In Mandela’s Long Walk to Freedom, he wrote how he remembered his childhood as a small one stick fighting with his friends in their village. It was one of the happiest times of his life. The only clothing they wore was a blanket across their shoulders. When he moved to a larger village, he had to dress differently and learn new customs. He missed his village, but the new places brought on new adventures and new opportunities.
Like Mandela as a child, those moments of learning create conflict for us. I know I hate being made to feel stupid for not knowing something. But I realize not all families have the same values or customs which makes you have to have a conversation with others about how things should function. We are too frightened to ask someone why they do things a certain way.
Everyone has gaps in their knowledge. We do not know everything about everyone. We all need to learn something from someone else. If we are fortunate, we are surrounded by people who can give us that information. Other times we have to do what we can with what we got. And this is where the adventure usually comes in.
I am a product of integration, which means I went to white schools most of my life. My parents did not go to white schools. So there were times when we would have a conversation about things they knew nothing about. It is difficult to advise a child when you don’t know what they are talking about. Yet my sisters and I learned to adapt. Many times we just handled it ourselves.
Example, my parents had no concept or idea of sending me to college once I graduated high school. But I decided I wanted to go and started investigating it. Many of the kids around me were going to college. It seemed like the logical thing to do. (I had no concept of going and getting a job which was probably their idea of what happens after you graduate high school.) There were times they looked at me like I was crazy, but I just thought they were dumb parents. I had no clue I was defying all of the odds against me.
Because I did not have a source of folk to ask questions, I forged ahead. My ignorance was bliss, and it worked for me. I also had no idea of college cost because I chose one of the most expensive universities in the area. And the truth is my parents were probably happy I was leaving their house. It was good to get rid of an obnoxious teenager.
The truth is the journey starts in your head and heart. If it is not there, then your feet are moving for no purpose. If there is a fire inside of you, then it can get you through anything. If there is no intention behind what you do, then you are like snow blowing.

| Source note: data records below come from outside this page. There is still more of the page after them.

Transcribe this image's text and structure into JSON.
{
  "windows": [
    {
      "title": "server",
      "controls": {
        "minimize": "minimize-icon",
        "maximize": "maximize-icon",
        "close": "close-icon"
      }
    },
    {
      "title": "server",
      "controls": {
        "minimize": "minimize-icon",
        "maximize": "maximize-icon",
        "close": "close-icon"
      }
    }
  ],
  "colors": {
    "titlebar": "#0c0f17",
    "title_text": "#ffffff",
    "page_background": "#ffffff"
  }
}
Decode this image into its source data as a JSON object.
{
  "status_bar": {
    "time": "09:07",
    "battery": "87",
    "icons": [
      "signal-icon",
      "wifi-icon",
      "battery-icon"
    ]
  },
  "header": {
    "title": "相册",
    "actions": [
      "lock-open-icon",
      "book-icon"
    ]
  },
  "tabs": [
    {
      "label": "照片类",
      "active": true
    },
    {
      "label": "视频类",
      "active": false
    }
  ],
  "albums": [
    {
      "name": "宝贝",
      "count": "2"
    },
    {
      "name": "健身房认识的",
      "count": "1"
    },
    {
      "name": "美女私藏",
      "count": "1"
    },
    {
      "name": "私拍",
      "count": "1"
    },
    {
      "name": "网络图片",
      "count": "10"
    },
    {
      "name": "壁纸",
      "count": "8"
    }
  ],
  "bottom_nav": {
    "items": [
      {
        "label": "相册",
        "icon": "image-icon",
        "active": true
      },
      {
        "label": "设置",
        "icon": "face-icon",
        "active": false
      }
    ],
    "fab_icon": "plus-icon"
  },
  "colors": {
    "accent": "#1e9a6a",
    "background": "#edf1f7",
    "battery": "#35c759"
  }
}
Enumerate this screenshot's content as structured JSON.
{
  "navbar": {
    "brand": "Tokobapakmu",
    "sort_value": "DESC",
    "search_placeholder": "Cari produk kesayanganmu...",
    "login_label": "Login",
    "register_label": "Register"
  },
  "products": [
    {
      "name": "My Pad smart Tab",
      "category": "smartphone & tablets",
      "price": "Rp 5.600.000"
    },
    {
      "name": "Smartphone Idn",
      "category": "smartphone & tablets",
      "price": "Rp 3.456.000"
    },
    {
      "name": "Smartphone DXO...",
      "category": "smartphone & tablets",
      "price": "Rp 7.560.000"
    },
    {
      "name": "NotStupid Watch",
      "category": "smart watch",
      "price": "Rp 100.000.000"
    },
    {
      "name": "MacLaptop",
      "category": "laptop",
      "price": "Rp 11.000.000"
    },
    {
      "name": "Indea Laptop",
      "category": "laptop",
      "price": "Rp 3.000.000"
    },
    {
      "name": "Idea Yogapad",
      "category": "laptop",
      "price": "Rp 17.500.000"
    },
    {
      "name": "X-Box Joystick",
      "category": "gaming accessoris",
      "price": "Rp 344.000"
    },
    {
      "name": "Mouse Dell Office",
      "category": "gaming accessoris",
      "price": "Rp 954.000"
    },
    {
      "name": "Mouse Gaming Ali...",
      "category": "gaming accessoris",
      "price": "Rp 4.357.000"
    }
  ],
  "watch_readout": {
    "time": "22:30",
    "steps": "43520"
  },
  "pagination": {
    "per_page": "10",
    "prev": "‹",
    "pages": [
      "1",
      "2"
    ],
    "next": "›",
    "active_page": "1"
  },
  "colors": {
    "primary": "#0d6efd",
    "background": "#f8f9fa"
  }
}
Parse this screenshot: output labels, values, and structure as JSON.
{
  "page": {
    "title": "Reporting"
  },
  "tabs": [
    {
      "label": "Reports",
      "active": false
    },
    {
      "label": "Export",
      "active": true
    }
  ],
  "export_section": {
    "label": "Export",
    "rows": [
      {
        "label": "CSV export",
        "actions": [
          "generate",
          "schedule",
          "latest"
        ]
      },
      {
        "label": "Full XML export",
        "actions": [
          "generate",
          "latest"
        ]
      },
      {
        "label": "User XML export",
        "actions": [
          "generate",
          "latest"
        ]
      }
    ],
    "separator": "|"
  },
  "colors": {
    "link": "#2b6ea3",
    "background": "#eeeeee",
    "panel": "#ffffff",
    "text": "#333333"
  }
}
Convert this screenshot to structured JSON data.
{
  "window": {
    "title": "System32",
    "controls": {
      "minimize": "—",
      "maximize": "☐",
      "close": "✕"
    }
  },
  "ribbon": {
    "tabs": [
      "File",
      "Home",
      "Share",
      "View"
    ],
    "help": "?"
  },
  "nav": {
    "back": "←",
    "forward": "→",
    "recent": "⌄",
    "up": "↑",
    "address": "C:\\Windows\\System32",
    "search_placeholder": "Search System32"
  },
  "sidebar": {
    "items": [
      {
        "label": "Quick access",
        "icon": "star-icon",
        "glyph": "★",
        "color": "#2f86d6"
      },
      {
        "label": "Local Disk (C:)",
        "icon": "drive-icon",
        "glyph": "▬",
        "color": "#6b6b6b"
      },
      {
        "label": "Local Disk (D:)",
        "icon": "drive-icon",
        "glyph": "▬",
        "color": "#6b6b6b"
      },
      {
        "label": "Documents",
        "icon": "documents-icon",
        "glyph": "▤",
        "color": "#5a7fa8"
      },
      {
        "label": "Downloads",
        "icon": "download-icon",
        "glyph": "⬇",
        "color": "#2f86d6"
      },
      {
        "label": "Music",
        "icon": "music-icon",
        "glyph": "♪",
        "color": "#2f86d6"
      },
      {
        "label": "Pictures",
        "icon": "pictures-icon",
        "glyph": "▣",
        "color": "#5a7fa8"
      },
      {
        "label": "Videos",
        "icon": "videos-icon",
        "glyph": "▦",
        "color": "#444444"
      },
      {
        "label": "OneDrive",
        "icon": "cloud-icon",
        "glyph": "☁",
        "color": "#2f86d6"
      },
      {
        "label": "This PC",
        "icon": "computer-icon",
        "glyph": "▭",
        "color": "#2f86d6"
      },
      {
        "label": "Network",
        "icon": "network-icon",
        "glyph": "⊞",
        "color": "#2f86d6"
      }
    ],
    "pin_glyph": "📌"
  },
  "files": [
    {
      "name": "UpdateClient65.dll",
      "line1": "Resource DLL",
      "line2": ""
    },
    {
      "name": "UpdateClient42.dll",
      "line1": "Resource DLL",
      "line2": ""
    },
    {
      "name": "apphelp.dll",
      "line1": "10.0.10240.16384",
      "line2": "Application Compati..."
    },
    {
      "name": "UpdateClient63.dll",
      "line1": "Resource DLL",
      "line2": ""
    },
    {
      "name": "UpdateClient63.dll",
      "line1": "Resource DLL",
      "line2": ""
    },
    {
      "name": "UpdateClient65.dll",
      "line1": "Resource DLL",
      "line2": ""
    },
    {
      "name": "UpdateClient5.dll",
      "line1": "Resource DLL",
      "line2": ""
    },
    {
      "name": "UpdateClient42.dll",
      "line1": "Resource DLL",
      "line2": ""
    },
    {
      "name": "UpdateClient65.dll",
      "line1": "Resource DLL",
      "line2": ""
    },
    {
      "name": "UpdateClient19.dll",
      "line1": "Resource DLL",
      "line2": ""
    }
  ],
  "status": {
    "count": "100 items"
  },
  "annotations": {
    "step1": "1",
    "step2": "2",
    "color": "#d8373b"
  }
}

You are moving here and there not sure where you will land.
My experiences during that time have taught me something about myself and my journey. Sometimes there are going to be gaps. It keeps you humble. You have to admit you don’t know something. You have to be willing to learn new things. Opportunity comes when you combine the two.